SAN FRANCISCO — For four-straight days this week, MLB Network ran hour-long specials to reveal the 2018 award winners. After each winner was announced, the Baseball Writers’ Association of America released full ballots on its website. 

Nobody connected to the Giants had any reason to really pay attention to any of this. 

The Giants did not, of course, have a winner or anyone that even came particularly close. But for a second-straight year, they also did not have a single player -- or their manager -- receive a single vote for any of the four major awards. 
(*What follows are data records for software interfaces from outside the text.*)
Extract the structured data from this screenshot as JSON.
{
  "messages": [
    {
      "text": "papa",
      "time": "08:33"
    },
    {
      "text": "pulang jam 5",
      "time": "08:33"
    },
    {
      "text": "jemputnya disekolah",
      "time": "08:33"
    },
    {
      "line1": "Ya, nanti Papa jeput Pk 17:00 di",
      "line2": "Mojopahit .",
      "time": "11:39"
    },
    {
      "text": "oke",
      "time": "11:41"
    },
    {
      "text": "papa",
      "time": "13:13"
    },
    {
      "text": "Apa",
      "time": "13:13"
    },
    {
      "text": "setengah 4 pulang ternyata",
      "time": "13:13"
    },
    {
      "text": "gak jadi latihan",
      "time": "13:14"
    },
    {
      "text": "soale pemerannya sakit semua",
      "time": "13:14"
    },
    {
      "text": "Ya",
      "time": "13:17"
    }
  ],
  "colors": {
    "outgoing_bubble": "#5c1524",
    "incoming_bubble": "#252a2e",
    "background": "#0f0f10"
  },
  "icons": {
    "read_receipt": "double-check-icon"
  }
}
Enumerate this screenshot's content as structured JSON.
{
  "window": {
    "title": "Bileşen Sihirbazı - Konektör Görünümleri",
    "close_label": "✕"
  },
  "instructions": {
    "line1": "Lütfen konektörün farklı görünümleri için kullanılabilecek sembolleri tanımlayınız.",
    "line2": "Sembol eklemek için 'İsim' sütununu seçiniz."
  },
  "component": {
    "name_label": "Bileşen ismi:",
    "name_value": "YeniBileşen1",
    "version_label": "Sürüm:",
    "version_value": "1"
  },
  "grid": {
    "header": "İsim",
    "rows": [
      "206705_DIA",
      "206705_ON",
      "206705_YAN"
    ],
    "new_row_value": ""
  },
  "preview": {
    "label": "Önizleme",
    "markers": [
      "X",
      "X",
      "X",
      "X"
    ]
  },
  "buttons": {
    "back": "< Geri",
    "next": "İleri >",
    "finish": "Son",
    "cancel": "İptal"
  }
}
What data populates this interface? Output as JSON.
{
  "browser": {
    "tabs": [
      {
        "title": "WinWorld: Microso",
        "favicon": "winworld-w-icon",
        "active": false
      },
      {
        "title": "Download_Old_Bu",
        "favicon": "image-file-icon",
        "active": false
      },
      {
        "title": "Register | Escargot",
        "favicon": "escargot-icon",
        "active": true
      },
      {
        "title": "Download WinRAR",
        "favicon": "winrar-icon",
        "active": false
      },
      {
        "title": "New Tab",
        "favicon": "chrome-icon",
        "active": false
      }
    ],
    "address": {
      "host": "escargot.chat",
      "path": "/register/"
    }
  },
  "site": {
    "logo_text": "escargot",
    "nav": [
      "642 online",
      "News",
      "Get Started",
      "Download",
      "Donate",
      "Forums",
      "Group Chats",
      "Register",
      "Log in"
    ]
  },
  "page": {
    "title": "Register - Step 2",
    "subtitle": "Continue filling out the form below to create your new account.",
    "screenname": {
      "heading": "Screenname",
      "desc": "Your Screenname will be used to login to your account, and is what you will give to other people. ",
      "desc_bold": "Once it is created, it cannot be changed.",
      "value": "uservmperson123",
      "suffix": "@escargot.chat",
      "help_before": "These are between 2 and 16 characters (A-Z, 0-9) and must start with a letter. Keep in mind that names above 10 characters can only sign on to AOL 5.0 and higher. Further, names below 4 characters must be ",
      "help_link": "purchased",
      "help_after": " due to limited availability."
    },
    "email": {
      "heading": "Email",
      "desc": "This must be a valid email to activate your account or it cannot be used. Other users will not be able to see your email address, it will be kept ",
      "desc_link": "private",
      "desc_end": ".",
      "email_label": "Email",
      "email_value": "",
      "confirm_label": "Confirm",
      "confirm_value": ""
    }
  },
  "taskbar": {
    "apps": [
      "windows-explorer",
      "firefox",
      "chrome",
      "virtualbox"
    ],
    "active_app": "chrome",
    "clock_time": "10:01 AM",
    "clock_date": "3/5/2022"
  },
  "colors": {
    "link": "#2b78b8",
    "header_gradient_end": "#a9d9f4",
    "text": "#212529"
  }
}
The MVP ballot has 10 slots and 19 different players received at least one vote, but you couldn’t make the case for a Giant to even finish 10th. There was no Cy Young candidate and Bruce Bochy was out of the Manager of the Year race in the middle of the summer. The organization’s best shot at some consideration was in the Rookie of the Year balloting, but Dereck Rodriguez fell off a bit in September, and that was enough to keep him out of consideration for the third slot on ballots. Right-hander Walker Buehler of the Dodgers received 20 of the 30 third-place votes. 

This has happened two consecutive years, and as our Ahmed Fareed pointed out, the Giants joined the Padres and Pirates as the only NL teams to not have a single MVP vote the past two seasons. It goes deeper, though. 

Last year, the Giants at least had a Gold Glove winner in Brandon Crawford. Buster Posey won the Silver Slugger Award at catcher last season, too. But in 2018, the Giants were shut out of those announcements as well.

Crawford failed to win a Gold Glove for the first time since 2014. Posey was shut down in August, ending any shot at awards. Madison Bumgarner is normally a threat for the Silver Slugger (which he's won twice), but he batted just .159. 

The end result was that the Giants did not receive a single vote for any of the four major awards and also did not pick up a Gold Glove or Silver Slugger. There will be no pregame ceremonies of any kind next April, and that’s rare. 

You have to go all the way back to 2007 to find a Giants team that didn’t get any recognition at all during awards season. Hunter Pence finished third in the Rookie of the Year balloting that year -- for the Astros, who were still in the National League. 

So, yeah, it’s been a long time since this has happened.